Ultra-pH-sensitive (UPS), fluorescent nanoprobe-based nanoparticles for tumor imaging

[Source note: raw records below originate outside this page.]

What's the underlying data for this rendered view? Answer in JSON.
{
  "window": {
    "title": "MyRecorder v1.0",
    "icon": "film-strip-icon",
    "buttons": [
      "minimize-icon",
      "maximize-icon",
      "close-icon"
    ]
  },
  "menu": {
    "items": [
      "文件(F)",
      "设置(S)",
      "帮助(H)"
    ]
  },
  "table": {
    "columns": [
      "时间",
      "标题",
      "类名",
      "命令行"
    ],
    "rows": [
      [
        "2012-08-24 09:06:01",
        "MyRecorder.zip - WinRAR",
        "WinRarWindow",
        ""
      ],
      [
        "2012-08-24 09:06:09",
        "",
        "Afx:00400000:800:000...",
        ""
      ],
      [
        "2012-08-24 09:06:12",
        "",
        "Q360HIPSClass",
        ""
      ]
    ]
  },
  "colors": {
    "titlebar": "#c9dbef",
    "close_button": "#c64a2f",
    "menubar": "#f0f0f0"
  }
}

UPS, fluorescent nanoparticles could be used to specifically label tumors in vivo. UPS, fluorescent nanoprobes were designed that self-assembled to form micelle-like nanoparticles lacking fluorescence because of fluorophore quenching. In mice with glycolytic lung cancer tumors, i.v. injection of the nanoparticles led to uptake and dissociation of the nanoparticle in the tumor and activated a strong fluorescent signal that could be used for tumor imaging. In mice with angiogenic lung tumors, i.v. injection of RGD peptide-modified nanoparticles led to uptake and dissociation by integrin aVb3 (CD51/CD61)-mediated endocytosis, activating a strong fluorescent signal that could be used for tumor imaging. Similar imaging results for the nanoparticle method were obtained in 10 different mouse models of cancer with diverse phenotypes and organ sites. Next steps include obtaining safety data and translating the technology for fluorescence-guided surgical resection of solid tumors (see Light it up, page 1).

SciBX 7(1); doi:10.1038/scibx.2014.37
Published online Jan. 9, 2014

Patent application filed; available for licensing

Wang, Y. et al. Nat. Mater.; published online Dec. 8, 2013;
doi:10.1038/nmat3819
Contact: Jinming Gao, The University of Texas Southwestern Medical Center, Dallas, Texas
e-mail:

jinming.gao@utsouthwestern.edu